_EXERCISE DESCRIPTION_: Apart from the pictures, please restate every entry below exactly.

_Collected data entries_:
-- Opening Marker --

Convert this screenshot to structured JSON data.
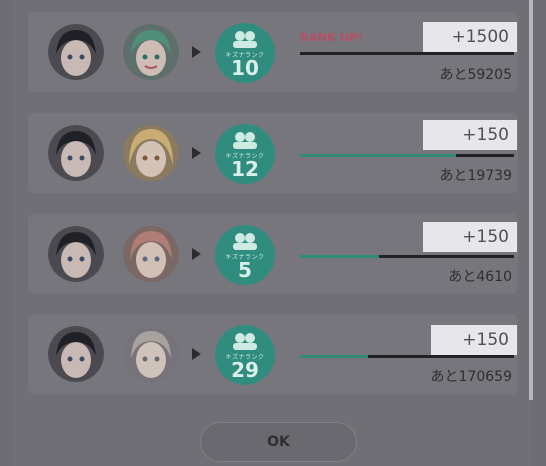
{
  "rows": [
    {
      "rank_up": "RANK UP!",
      "gain": "+1500",
      "remaining": "あと59205",
      "rank_label": "キズナランク",
      "rank": "10",
      "progress": 0.0,
      "partner": "green-hair-character"
    },
    {
      "rank_up": "",
      "gain": "+150",
      "remaining": "あと19739",
      "rank_label": "キズナランク",
      "rank": "12",
      "progress": 0.73,
      "partner": "blonde-hair-character"
    },
    {
      "rank_up": "",
      "gain": "+150",
      "remaining": "あと4610",
      "rank_label": "キズナランク",
      "rank": "5",
      "progress": 0.37,
      "partner": "pink-hair-character"
    },
    {
      "rank_up": "",
      "gain": "+150",
      "remaining": "あと170659",
      "rank_label": "キズナランク",
      "rank": "29",
      "progress": 0.32,
      "partner": "silver-hair-character"
    }
  ],
  "ok_button": "OK",
  "colors": {
    "badge": "#2f8c7f",
    "progress": "#2f8a77",
    "rank_up": "#b84e66"
  }
}
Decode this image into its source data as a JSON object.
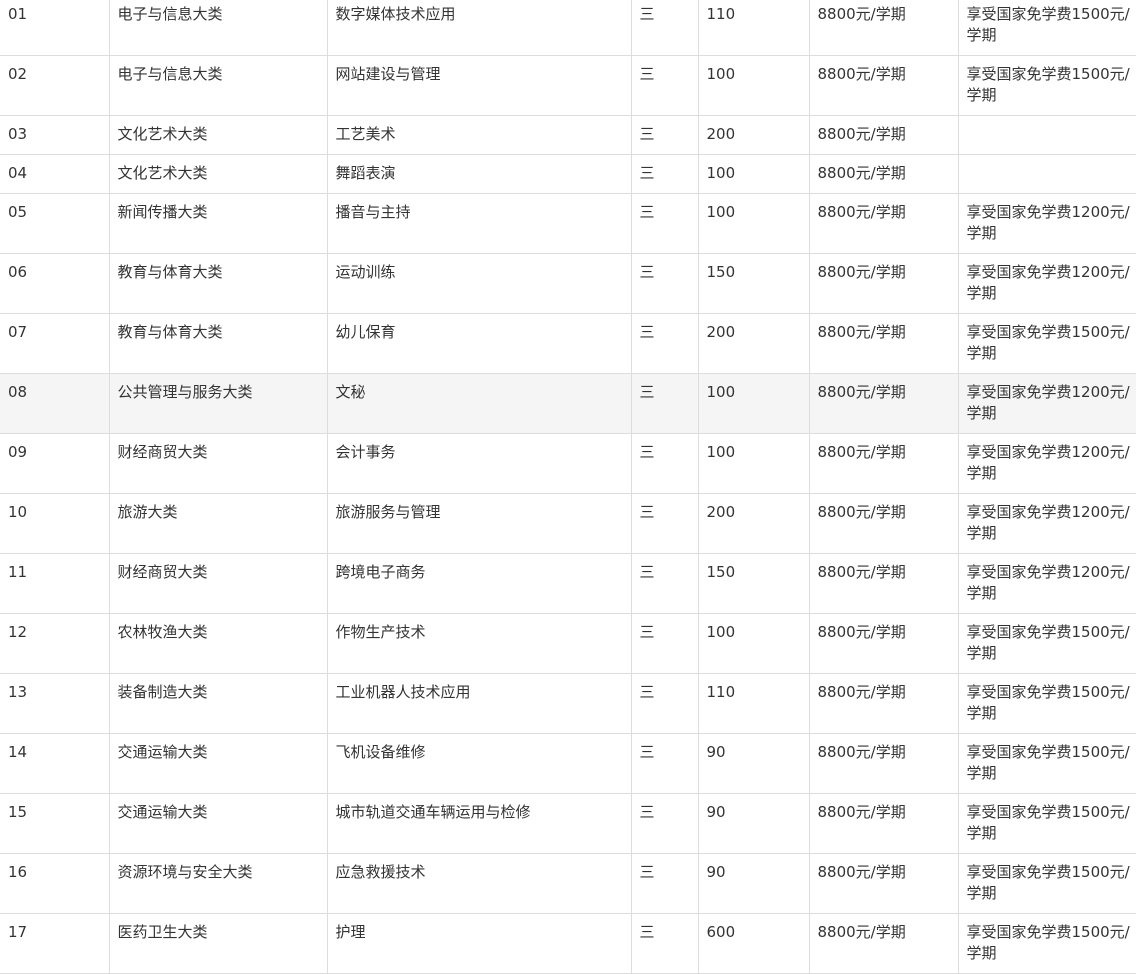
{
  "table": {
    "rows": [
      {
        "no": "01",
        "category": "电子与信息大类",
        "major": "数字媒体技术应用",
        "years": "三",
        "plan": "110",
        "fee": "8800元/学期",
        "note": "享受国家免学费1500元/学期"
      },
      {
        "no": "02",
        "category": "电子与信息大类",
        "major": "网站建设与管理",
        "years": "三",
        "plan": "100",
        "fee": "8800元/学期",
        "note": "享受国家免学费1500元/学期"
      },
      {
        "no": "03",
        "category": "文化艺术大类",
        "major": "工艺美术",
        "years": "三",
        "plan": "200",
        "fee": "8800元/学期",
        "note": ""
      },
      {
        "no": "04",
        "category": "文化艺术大类",
        "major": "舞蹈表演",
        "years": "三",
        "plan": "100",
        "fee": "8800元/学期",
        "note": ""
      },
      {
        "no": "05",
        "category": "新闻传播大类",
        "major": "播音与主持",
        "years": "三",
        "plan": "100",
        "fee": "8800元/学期",
        "note": "享受国家免学费1200元/学期"
      },
      {
        "no": "06",
        "category": "教育与体育大类",
        "major": "运动训练",
        "years": "三",
        "plan": "150",
        "fee": "8800元/学期",
        "note": "享受国家免学费1200元/学期"
      },
      {
        "no": "07",
        "category": "教育与体育大类",
        "major": "幼儿保育",
        "years": "三",
        "plan": "200",
        "fee": "8800元/学期",
        "note": "享受国家免学费1500元/学期"
      },
      {
        "no": "08",
        "category": "公共管理与服务大类",
        "major": "文秘",
        "years": "三",
        "plan": "100",
        "fee": "8800元/学期",
        "note": "享受国家免学费1200元/学期"
      },
      {
        "no": "09",
        "category": "财经商贸大类",
        "major": "会计事务",
        "years": "三",
        "plan": "100",
        "fee": "8800元/学期",
        "note": "享受国家免学费1200元/学期"
      },
      {
        "no": "10",
        "category": "旅游大类",
        "major": "旅游服务与管理",
        "years": "三",
        "plan": "200",
        "fee": "8800元/学期",
        "note": "享受国家免学费1200元/学期"
      },
      {
        "no": "11",
        "category": "财经商贸大类",
        "major": "跨境电子商务",
        "years": "三",
        "plan": "150",
        "fee": "8800元/学期",
        "note": "享受国家免学费1200元/学期"
      },
      {
        "no": "12",
        "category": "农林牧渔大类",
        "major": "作物生产技术",
        "years": "三",
        "plan": "100",
        "fee": "8800元/学期",
        "note": "享受国家免学费1500元/学期"
      },
      {
        "no": "13",
        "category": "装备制造大类",
        "major": "工业机器人技术应用",
        "years": "三",
        "plan": "110",
        "fee": "8800元/学期",
        "note": "享受国家免学费1500元/学期"
      },
      {
        "no": "14",
        "category": "交通运输大类",
        "major": "飞机设备维修",
        "years": "三",
        "plan": "90",
        "fee": "8800元/学期",
        "note": "享受国家免学费1500元/学期"
      },
      {
        "no": "15",
        "category": "交通运输大类",
        "major": "城市轨道交通车辆运用与检修",
        "years": "三",
        "plan": "90",
        "fee": "8800元/学期",
        "note": "享受国家免学费1500元/学期"
      },
      {
        "no": "16",
        "category": "资源环境与安全大类",
        "major": "应急救援技术",
        "years": "三",
        "plan": "90",
        "fee": "8800元/学期",
        "note": "享受国家免学费1500元/学期"
      },
      {
        "no": "17",
        "category": "医药卫生大类",
        "major": "护理",
        "years": "三",
        "plan": "600",
        "fee": "8800元/学期",
        "note": "享受国家免学费1500元/学期"
      }
    ]
  }
}
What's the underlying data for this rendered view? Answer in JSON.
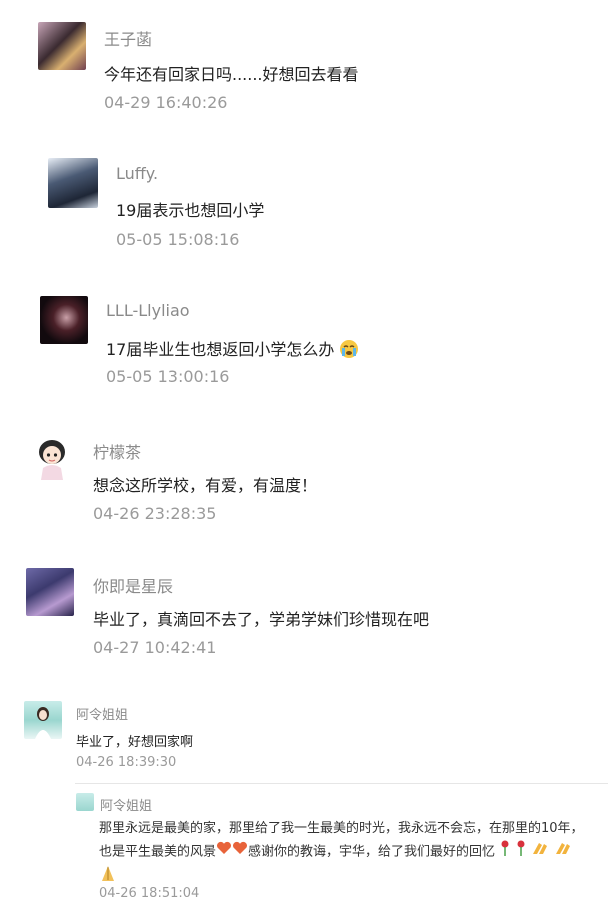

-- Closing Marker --

_RESPONSE TO THE EXERCISE_:
Convert this screenshot to structured JSON data.
{
  "rows": [
    {
      "rank_up": "RANK UP!",
      "gain": "+1500",
      "remaining": "あと59205",
      "rank_label": "キズナランク",
      "rank": "10",
      "progress": 0.0,
      "partner": "green-hair-character"
    },
    {
      "rank_up": "",
      "gain": "+150",
      "remaining": "あと19739",
      "rank_label": "キズナランク",
      "rank": "12",
      "progress": 0.73,
      "partner": "blonde-hair-character"
    },
    {
      "rank_up": "",
      "gain": "+150",
      "remaining": "あと4610",
      "rank_label": "キズナランク",
      "rank": "5",
      "progress": 0.37,
      "partner": "pink-hair-character"
    },
    {
      "rank_up": "",
      "gain": "+150",
      "remaining": "あと170659",
      "rank_label": "キズナランク",
      "rank": "29",
      "progress": 0.32,
      "partner": "silver-hair-character"
    }
  ],
  "ok_button": "OK",
  "colors": {
    "badge": "#2f8c7f",
    "progress": "#2f8a77",
    "rank_up": "#b84e66"
  }
}
Decode this image into its source data as a JSON object.
{
  "table": {
    "rows": [
      {
        "no": "01",
        "category": "电子与信息大类",
        "major": "数字媒体技术应用",
        "years": "三",
        "plan": "110",
        "fee": "8800元/学期",
        "note": "享受国家免学费1500元/学期"
      },
      {
        "no": "02",
        "category": "电子与信息大类",
        "major": "网站建设与管理",
        "years": "三",
        "plan": "100",
        "fee": "8800元/学期",
        "note": "享受国家免学费1500元/学期"
      },
      {
        "no": "03",
        "category": "文化艺术大类",
        "major": "工艺美术",
        "years": "三",
        "plan": "200",
        "fee": "8800元/学期",
        "note": ""
      },
      {
        "no": "04",
        "category": "文化艺术大类",
        "major": "舞蹈表演",
        "years": "三",
        "plan": "100",
        "fee": "8800元/学期",
        "note": ""
      },
      {
        "no": "05",
        "category": "新闻传播大类",
        "major": "播音与主持",
        "years": "三",
        "plan": "100",
        "fee": "8800元/学期",
        "note": "享受国家免学费1200元/学期"
      },
      {
        "no": "06",
        "category": "教育与体育大类",
        "major": "运动训练",
        "years": "三",
        "plan": "150",
        "fee": "8800元/学期",
        "note": "享受国家免学费1200元/学期"
      },
      {
        "no": "07",
        "category": "教育与体育大类",
        "major": "幼儿保育",
        "years": "三",
        "plan": "200",
        "fee": "8800元/学期",
        "note": "享受国家免学费1500元/学期"
      },
      {
        "no": "08",
        "category": "公共管理与服务大类",
        "major": "文秘",
        "years": "三",
        "plan": "100",
        "fee": "8800元/学期",
        "note": "享受国家免学费1200元/学期"
      },
      {
        "no": "09",
        "category": "财经商贸大类",
        "major": "会计事务",
        "years": "三",
        "plan": "100",
        "fee": "8800元/学期",
        "note": "享受国家免学费1200元/学期"
      },
      {
        "no": "10",
        "category": "旅游大类",
        "major": "旅游服务与管理",
        "years": "三",
        "plan": "200",
        "fee": "8800元/学期",
        "note": "享受国家免学费1200元/学期"
      },
      {
        "no": "11",
        "category": "财经商贸大类",
        "major": "跨境电子商务",
        "years": "三",
        "plan": "150",
        "fee": "8800元/学期",
        "note": "享受国家免学费1200元/学期"
      },
      {
        "no": "12",
        "category": "农林牧渔大类",
        "major": "作物生产技术",
        "years": "三",
        "plan": "100",
        "fee": "8800元/学期",
        "note": "享受国家免学费1500元/学期"
      },
      {
        "no": "13",
        "category": "装备制造大类",
        "major": "工业机器人技术应用",
        "years": "三",
        "plan": "110",
        "fee": "8800元/学期",
        "note": "享受国家免学费1500元/学期"
      },
      {
        "no": "14",
        "category": "交通运输大类",
        "major": "飞机设备维修",
        "years": "三",
        "plan": "90",
        "fee": "8800元/学期",
        "note": "享受国家免学费1500元/学期"
      },
      {
        "no": "15",
        "category": "交通运输大类",
        "major": "城市轨道交通车辆运用与检修",
        "years": "三",
        "plan": "90",
        "fee": "8800元/学期",
        "note": "享受国家免学费1500元/学期"
      },
      {
        "no": "16",
        "category": "资源环境与安全大类",
        "major": "应急救援技术",
        "years": "三",
        "plan": "90",
        "fee": "8800元/学期",
        "note": "享受国家免学费1500元/学期"
      },
      {
        "no": "17",
        "category": "医药卫生大类",
        "major": "护理",
        "years": "三",
        "plan": "600",
        "fee": "8800元/学期",
        "note": "享受国家免学费1500元/学期"
      }
    ]
  }
}
What's the underlying data for this rendered view? Answer in JSON.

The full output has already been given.